“People are wrong when they talk of love at first sight. It is neither love nor lust. No as she walks away from you, what you feel is loss. A premonition of loss.”
Published: April 5th, 2010
Rate: 3.5 ⭐⭐⭐
In contemporary Sierra Leone, a devastating civil war has left an entire populace with secrets to keep. In the capital hospital, a gifted young surgeon is plagued by demons that are beginning to threaten his livelihood. Elsewhere in the hospital lies a dying man who was young during the country’s turbulent postcolonial years and has stories to tell that are far from heroic.
As past and present intersect in the buzzing city, these men are drawn unwittingly closer by a British psychologist with good intentions, and into the path of one woman at the center of their stories.
A work of breathtaking writing and rare wisdom, The Memory of Love seamlessly weaves together two generations of African life to create a story of loss, absolution, and the indelible effects of the past—and, in the end, the very nature of love.
Originally I had given The Memory of Love 3 stars but after so much thought, I added the point 5. I had a few false starts with this book and at some point I thought I’d have to dnf it. I’m so glad I stuck through though.
The Memory of Love reads like a love letter as Aminatta writes with such tenderness. Her writing is lyrical and beautiful, I was awed. Aminatta Forna’s vivid description made me feel like I was there, present with the characters.
The book has a dual narration between 1969 and present day. There’s a certain vulnerability in how the story is told, as we learn about the Sierra Leone civil war. Quite engaging and quite evocative.
“We are like caged pets, we elderly. Like mice or hamsters, constantly reordering our small spaces, taking turns going round & round on the wheel to stop ourselves from going mad.”
I love how the characters in this book are written. Both the main character and the secondary characters are brought together to bring out one well told story. I got attached very quickly, if I’m being honest. Having them live through the war and reading through their realities was quite insightful. I loved it.

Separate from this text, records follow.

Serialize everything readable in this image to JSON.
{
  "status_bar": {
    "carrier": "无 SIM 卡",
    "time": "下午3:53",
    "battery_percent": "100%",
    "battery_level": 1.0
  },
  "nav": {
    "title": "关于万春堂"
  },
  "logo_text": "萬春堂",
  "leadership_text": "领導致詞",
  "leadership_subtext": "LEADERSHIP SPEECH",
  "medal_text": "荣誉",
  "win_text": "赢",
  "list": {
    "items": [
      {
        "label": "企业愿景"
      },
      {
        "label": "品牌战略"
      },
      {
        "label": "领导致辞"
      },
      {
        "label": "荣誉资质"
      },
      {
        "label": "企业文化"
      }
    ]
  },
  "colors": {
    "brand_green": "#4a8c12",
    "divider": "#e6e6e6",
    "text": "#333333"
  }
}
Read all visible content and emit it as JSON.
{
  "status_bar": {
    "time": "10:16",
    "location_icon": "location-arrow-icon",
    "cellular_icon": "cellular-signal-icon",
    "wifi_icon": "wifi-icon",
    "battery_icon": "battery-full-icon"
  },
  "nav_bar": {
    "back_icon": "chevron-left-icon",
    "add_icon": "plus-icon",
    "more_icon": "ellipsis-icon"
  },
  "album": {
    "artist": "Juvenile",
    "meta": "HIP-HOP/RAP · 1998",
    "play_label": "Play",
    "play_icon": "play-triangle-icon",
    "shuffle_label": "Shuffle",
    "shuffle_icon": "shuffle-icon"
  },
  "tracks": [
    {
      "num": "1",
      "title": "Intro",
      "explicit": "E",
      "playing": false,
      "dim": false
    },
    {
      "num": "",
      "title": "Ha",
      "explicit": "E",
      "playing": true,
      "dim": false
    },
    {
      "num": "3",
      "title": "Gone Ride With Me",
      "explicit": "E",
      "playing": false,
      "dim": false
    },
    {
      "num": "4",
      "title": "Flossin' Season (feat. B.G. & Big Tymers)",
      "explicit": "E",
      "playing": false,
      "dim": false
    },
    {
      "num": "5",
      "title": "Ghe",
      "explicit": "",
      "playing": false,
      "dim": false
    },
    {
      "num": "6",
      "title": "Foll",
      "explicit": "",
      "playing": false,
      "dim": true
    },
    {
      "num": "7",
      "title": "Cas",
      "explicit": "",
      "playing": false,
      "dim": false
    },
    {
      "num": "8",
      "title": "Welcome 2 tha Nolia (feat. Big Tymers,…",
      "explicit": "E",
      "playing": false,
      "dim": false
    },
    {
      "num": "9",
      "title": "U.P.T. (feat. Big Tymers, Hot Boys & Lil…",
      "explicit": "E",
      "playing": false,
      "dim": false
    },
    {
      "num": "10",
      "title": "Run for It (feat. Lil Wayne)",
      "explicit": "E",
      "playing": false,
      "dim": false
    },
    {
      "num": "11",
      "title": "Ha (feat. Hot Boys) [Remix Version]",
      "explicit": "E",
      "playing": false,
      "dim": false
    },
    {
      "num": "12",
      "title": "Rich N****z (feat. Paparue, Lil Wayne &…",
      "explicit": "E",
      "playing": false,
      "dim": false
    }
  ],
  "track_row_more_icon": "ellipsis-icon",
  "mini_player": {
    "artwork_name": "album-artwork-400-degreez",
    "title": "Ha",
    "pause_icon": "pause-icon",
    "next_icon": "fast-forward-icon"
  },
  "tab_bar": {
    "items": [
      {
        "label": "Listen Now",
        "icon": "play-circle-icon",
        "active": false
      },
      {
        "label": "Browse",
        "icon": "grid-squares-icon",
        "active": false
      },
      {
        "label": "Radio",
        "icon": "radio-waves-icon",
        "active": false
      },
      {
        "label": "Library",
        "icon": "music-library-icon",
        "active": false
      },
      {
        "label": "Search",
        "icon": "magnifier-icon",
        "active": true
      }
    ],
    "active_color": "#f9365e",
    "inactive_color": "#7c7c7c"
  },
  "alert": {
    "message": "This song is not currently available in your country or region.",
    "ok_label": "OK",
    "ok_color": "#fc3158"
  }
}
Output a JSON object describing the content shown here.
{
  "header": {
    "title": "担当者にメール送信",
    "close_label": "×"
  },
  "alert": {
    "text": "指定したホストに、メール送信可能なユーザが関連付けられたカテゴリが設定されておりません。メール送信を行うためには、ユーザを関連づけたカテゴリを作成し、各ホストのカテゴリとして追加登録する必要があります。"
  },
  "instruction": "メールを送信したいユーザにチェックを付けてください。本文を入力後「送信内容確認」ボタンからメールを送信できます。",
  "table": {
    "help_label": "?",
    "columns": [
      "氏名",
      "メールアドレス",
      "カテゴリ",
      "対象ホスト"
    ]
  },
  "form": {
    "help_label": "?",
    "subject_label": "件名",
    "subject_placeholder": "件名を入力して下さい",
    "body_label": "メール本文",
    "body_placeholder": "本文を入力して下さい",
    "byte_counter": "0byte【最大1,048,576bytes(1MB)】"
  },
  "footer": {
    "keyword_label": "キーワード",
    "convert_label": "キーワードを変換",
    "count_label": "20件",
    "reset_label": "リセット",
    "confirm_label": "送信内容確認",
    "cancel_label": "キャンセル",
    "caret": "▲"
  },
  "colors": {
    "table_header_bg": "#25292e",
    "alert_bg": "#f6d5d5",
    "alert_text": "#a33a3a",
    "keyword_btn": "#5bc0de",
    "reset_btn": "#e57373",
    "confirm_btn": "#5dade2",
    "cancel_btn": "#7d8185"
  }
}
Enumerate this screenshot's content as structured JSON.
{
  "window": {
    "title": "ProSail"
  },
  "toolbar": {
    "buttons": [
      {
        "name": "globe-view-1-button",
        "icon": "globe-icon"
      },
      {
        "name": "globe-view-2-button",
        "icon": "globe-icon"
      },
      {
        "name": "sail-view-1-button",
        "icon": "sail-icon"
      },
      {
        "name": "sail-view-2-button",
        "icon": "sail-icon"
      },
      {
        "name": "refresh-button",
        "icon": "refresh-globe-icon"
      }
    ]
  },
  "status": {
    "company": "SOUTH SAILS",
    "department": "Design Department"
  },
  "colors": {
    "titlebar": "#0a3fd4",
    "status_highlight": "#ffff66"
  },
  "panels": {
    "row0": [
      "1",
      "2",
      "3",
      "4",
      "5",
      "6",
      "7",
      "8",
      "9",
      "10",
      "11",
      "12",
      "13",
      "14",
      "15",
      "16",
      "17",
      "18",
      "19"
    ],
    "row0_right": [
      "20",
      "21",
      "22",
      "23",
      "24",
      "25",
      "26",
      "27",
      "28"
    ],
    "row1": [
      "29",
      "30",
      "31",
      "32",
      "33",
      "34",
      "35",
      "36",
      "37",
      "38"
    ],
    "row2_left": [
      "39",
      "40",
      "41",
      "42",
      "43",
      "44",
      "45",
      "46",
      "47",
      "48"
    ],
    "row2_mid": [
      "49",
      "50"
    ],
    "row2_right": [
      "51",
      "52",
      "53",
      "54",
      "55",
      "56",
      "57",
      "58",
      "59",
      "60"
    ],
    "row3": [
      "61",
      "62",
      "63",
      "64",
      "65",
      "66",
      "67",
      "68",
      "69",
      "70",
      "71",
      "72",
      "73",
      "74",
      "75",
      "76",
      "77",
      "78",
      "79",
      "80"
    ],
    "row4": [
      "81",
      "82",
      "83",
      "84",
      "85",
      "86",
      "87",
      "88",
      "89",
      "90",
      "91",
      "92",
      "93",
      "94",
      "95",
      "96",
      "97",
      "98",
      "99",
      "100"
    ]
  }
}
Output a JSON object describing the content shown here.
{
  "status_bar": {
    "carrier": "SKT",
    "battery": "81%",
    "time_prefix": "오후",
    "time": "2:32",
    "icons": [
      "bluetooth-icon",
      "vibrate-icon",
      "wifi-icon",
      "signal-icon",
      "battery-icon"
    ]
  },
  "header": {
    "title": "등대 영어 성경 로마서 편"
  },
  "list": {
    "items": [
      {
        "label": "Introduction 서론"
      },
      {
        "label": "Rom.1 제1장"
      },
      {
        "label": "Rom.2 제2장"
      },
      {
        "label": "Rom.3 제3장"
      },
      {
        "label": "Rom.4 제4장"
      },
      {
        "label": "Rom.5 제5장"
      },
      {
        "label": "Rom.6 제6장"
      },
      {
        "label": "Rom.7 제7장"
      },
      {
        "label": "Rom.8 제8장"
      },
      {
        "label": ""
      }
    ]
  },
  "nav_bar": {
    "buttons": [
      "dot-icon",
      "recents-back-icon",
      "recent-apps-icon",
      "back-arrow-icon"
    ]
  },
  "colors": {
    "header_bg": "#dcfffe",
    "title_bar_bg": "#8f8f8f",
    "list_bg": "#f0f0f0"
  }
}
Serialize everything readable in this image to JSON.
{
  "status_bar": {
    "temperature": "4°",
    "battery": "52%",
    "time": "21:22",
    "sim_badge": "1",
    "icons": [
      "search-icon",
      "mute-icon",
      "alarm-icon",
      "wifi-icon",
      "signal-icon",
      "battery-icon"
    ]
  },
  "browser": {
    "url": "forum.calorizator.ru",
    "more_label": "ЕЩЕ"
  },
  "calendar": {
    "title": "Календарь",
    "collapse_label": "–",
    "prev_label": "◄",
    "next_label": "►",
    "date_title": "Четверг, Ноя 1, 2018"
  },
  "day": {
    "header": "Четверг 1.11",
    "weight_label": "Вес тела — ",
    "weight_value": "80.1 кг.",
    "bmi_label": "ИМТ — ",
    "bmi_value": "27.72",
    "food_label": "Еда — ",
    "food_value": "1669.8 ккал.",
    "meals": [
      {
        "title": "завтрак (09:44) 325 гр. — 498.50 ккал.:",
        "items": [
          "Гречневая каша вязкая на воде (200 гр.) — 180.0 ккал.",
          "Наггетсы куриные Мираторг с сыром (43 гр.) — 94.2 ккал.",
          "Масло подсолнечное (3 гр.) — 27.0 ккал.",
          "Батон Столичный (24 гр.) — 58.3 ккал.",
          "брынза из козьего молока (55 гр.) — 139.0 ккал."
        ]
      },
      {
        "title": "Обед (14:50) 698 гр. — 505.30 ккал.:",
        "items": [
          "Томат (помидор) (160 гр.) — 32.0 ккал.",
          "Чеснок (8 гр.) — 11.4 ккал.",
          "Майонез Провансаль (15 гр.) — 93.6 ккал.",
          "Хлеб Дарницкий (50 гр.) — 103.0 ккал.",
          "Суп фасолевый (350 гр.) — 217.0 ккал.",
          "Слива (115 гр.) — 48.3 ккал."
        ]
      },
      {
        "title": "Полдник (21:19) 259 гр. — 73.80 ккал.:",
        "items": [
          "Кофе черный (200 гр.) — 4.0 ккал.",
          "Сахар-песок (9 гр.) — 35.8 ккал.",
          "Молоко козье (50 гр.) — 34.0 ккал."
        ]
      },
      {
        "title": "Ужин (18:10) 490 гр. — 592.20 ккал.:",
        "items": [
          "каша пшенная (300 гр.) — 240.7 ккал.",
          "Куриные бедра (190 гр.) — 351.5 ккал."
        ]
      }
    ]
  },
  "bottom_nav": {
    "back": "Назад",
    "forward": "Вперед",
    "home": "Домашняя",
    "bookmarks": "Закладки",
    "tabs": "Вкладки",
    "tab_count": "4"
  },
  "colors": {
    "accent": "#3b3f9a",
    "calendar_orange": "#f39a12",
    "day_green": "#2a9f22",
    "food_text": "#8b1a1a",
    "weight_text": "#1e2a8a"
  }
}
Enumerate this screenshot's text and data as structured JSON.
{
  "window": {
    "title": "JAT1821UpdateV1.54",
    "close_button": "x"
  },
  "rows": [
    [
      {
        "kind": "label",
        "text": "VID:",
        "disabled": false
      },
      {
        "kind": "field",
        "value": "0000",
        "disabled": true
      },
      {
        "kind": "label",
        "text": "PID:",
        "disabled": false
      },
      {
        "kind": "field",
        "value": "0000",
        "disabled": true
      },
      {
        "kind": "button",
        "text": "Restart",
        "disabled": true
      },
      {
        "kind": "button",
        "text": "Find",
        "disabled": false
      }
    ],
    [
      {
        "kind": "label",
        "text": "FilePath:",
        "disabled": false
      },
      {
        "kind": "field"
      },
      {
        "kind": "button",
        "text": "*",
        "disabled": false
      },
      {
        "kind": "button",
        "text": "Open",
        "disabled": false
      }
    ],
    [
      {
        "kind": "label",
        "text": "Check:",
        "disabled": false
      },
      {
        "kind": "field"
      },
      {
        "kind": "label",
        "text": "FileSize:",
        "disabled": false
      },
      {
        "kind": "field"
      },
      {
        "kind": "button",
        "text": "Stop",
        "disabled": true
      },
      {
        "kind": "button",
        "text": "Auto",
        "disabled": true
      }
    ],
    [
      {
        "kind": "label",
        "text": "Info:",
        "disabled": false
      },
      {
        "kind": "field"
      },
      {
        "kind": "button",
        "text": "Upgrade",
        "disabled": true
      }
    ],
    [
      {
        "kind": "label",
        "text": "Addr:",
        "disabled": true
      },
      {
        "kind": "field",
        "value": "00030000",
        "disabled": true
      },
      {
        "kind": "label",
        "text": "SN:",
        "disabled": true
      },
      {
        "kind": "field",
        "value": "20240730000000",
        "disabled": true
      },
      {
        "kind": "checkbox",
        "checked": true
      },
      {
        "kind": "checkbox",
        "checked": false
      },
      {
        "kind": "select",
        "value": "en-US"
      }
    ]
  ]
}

The Memory of Love is a great book that I’m so glad I got to read. I actually highly recommend it especially if you’re looking for African Literature/ Fiction.
Have you read this book? What did you think about it?